Huc and Gabet arrived in Macao in October 1846 full of plans to establish a mission in Lhasa but their dreams were soon to be dashed. They learned that the Vatican had granted the Society des Missions Etrangeres the exclusive right to preach the Gospel in Tibet and they were not prepared to let Lazerists or any other Order poach on what they now considered to be their turf. As it happens, the Society des Missions Etrangeres was never able to get around to organizing a Tibetan mission and indeed no Catholic or even Protestant missionaries were ever to step foot in Lhasa again. Thus ironically it was not Buddhist resistance but ecclesiastical rivalry and polities within the Catholic Church which prevented the Gospel being preached in the fabled Forbidden City. Father Gabet went to Rome to plead to be able to return to Tibet but was unable to reverse the decision. He was eventually posted to Brazil where the friendship he had cultivated with Tibet’s regent, the language skills he had learned in China and Tibet and his knowledge of the region were all wasted. He died of yellow fever in 1853. Father Huc remained in Macao for two years writing an account of the mission. In 1852 he returned to France but never really recovered from the hardships of his long journey and he died in 1860 worn out at the age of 47.

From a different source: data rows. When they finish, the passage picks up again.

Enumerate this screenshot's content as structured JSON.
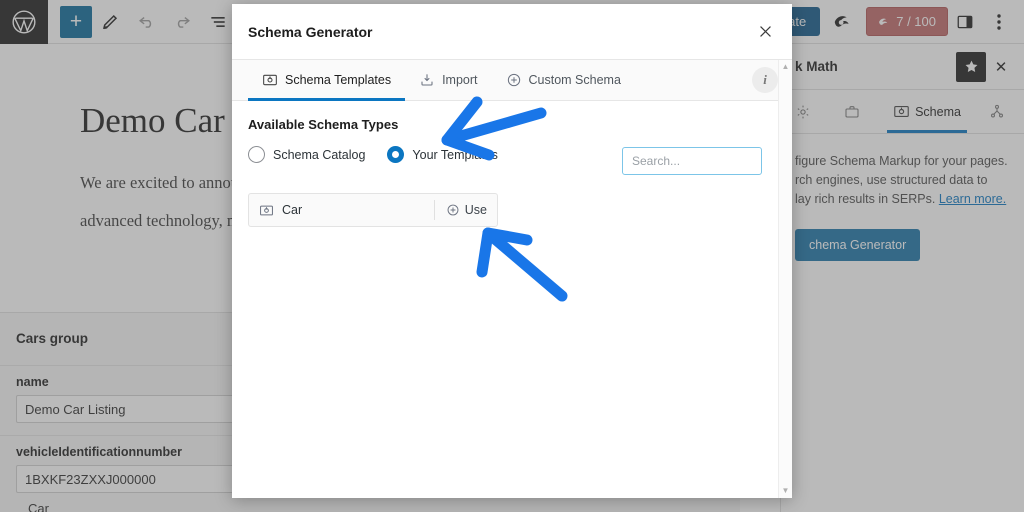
{
  "editor": {
    "toolbar": {
      "wp_logo": "wordpress-logo",
      "add_block_label": "+",
      "icons": [
        "edit-pencil-icon",
        "undo-icon",
        "redo-icon",
        "list-view-icon"
      ],
      "update_label": "Update",
      "seo_score": "7 / 100",
      "rank_math_logo": "rank-math-logo",
      "sidebar_toggle": "settings-sidebar-icon",
      "more_menu": "more-options-icon"
    },
    "post": {
      "title": "Demo Car Listing",
      "paragraph": "We are excited to announce the launch of our latest model. This powerful vehicle is packed with advanced technology, making it the perfect choice for modern drivers."
    },
    "fields": {
      "group_title": "Cars group",
      "rows": [
        {
          "label": "name",
          "value": "Demo Car Listing"
        },
        {
          "label": "vehicleIdentificationnumber",
          "value": "1BXKF23ZXXJ000000"
        }
      ],
      "trailing_label": "Car"
    }
  },
  "sidebar": {
    "title": "k Math",
    "star_icon": "star-icon",
    "close_icon": "close-icon",
    "tabs": [
      {
        "label": "",
        "icon": "gear-icon",
        "active": false
      },
      {
        "label": "",
        "icon": "briefcase-icon",
        "active": false
      },
      {
        "label": "Schema",
        "icon": "schema-icon",
        "active": true
      },
      {
        "label": "",
        "icon": "share-nodes-icon",
        "active": false
      }
    ],
    "description_line1": "figure Schema Markup for your pages.",
    "description_line2": "rch engines, use structured data to",
    "description_line3": "lay rich results in SERPs.",
    "learn_more": "Learn more.",
    "generator_button": "chema Generator"
  },
  "modal": {
    "title": "Schema Generator",
    "close_icon": "close-icon",
    "tabs": [
      {
        "label": "Schema Templates",
        "icon": "schema-icon",
        "active": true
      },
      {
        "label": "Import",
        "icon": "import-icon",
        "active": false
      },
      {
        "label": "Custom Schema",
        "icon": "plus-circle-icon",
        "active": false
      }
    ],
    "info_icon": "info-icon",
    "section_title": "Available Schema Types",
    "radios": [
      {
        "label": "Schema Catalog",
        "selected": false
      },
      {
        "label": "Your Templates",
        "selected": true
      }
    ],
    "search_placeholder": "Search...",
    "templates": [
      {
        "name": "Car",
        "icon": "schema-icon",
        "use_label": "Use",
        "use_icon": "plus-circle-icon"
      }
    ],
    "scrollbar": {
      "up": "▲",
      "down": "▼"
    }
  },
  "annotations": {
    "arrow_1": "arrow-pointing-to-your-templates-radio",
    "arrow_2": "arrow-pointing-to-car-template-row",
    "color": "#1976E8"
  },
  "colors": {
    "accent": "#0b76c1",
    "update_button": "#10598a",
    "seo_badge": "#c06a6a",
    "annotation_blue": "#1976E8"
  }
}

This three-volume travelogue attracted much attention in academic circles, being the only first-hand account of Lhasa to appear during the whole of the 19th century. It went through several editions and was translated into English. Huc’s account of the Tree of Ten Thousand Images in particular created much interest. The idea of such a tree sounded so improbable and yet in all other matters Huc seemed to be a careful and objective informant. Further, as a Catholic missionary hostile to all aspects of Tibetan Buddhism, he had no reason to say anything positive about it. Unfortunately, the truth about the wonderful tree can now never be known for certain. The British traveler Peter Flemming saw it in 1935 but it was autumn and it had shed its leaves. Andre Migot saw it in 1946 but by then it had been enclosed in a temple and he was unable to examine it carefully. Communist Red Guards destroyed the Tree of Ten Thousand Images in the 1960’s.